By Georgina Watts


Anyone who has worked within the charity sector in the last few years will know how tough it can be to jump obediently through the myriad hoops set for us by funding organisations. Evidence based commissioning is now a reality for pretty much all organisations whether   funded by local authorities, trusts and foundations or government departments. Central to most funding contracts is completing outcomes measurement targets along with often detailed and lengthy reports which can be required on an annual, quarterly and even on a monthly basis.


I have spent 20 years working in a variety of third sector organisations, all of which have had one thing in common – none of them had cracked the nut of data management to make outcomes reporting swift and simple. I have lost count of the times I have sweated blood and shed tears in the pursuit meeting funder reporting deadlines, only for databases and spreadsheets to stop functioning or even data to have gone missing. Horrifyingly, the phenomena of charity people spending hours manually calculating annual figures is still a reality for many organisations who do not possess the wherewithal to automate this process.


Central to the problem is the increasing level of detail required by funders as well as the regularly shifting requirements demanded by inherently political organisations, themselves struggling to justify their commissioning decisions. Equally as frustrating can be how challenging it is for small organisations, often with a part time or voluntary work force, to efficiently and accurately record data relating to the work they do with their service users.


Charities are traditionally good at knowing instinctively the difference they make to the people and communities they support, it’s another challenge altogether to manage a system that not only measures quantitative outcomes but also demonstrates the effectiveness of their interventions on things like wellbeing, isolation and critically on on public expenditure savings.


We in the third sector are certainly up against it when attempting to resolve these issues. Problems we come up against again and again are as follows (and not limited to):


  • Initial and ongoing costs
  • Complexity of data
  • Uniqueness of each organisation’s services
  • Sensitivity of information
  • Challenges and expense of data migration
  • Training needs and IT inexperience in sector
  • Culture change required to implement new systems
  • Impenetrable language used by tech companies

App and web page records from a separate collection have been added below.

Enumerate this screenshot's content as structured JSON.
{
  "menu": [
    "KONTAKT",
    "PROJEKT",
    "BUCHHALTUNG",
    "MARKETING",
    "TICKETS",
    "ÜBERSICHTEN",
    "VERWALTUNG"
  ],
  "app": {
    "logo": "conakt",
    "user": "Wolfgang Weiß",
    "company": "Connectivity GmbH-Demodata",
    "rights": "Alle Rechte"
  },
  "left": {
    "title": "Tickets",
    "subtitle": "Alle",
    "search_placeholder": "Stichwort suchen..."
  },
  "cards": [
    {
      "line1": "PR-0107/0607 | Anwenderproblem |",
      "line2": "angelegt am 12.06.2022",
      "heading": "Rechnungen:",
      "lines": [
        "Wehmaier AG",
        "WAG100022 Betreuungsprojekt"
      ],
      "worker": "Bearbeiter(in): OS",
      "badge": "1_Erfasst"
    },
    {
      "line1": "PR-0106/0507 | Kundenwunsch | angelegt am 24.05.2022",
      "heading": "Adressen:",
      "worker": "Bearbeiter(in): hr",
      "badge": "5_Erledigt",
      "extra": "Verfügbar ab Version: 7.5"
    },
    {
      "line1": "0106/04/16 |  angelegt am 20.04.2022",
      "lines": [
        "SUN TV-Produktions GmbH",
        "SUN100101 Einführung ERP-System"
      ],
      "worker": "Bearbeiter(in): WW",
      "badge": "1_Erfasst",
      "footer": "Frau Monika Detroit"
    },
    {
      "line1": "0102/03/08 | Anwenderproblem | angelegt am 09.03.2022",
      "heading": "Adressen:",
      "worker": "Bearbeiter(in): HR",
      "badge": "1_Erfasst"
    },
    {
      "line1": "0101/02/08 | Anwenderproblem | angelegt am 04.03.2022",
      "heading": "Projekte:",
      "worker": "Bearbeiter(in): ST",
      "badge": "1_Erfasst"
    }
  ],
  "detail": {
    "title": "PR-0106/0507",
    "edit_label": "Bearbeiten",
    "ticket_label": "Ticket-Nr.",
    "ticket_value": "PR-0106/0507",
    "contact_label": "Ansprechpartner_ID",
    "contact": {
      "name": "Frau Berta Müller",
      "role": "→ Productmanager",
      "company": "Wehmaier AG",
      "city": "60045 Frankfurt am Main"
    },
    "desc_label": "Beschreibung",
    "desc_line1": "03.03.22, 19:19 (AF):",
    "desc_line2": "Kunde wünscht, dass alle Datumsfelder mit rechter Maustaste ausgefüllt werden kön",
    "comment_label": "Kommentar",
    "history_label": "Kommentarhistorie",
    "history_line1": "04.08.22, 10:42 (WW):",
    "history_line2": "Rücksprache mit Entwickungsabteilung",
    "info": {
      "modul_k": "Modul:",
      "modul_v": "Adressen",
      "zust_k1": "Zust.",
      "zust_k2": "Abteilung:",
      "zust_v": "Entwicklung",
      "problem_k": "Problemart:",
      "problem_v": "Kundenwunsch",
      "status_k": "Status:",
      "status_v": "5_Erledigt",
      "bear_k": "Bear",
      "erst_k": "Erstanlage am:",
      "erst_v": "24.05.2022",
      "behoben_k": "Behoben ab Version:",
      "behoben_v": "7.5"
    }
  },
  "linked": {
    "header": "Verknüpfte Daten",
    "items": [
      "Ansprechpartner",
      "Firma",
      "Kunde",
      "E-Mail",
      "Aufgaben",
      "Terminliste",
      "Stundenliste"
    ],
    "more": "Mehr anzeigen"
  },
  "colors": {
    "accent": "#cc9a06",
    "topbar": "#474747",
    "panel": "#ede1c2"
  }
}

The choices out there are mind boggling. Many systems are of a traditional type and are have basic mechanisms useful for managing direct debits and gift aid etc. On the other hand, many of the systems used in the sector have not been designed with not-for-profit service-delivery in mind but have instead been adapted from commercial customer relationship and sales systems designed for more profit-driven organisations. The former can be cumbersome difficult to configure whereas the latter may be more flexible but lacking in some of the basic functions needed to measure outcomes.


The holy grail of service user management systems would be an accessible and affordable self-configurable system that is capable of handling multi-dimensional data based on client information and relationships, case processes and actions and service outcomes. Perhaps with this capability, the data reporting induced temptation to bite the hand that feeds us could finally be a thing of the past…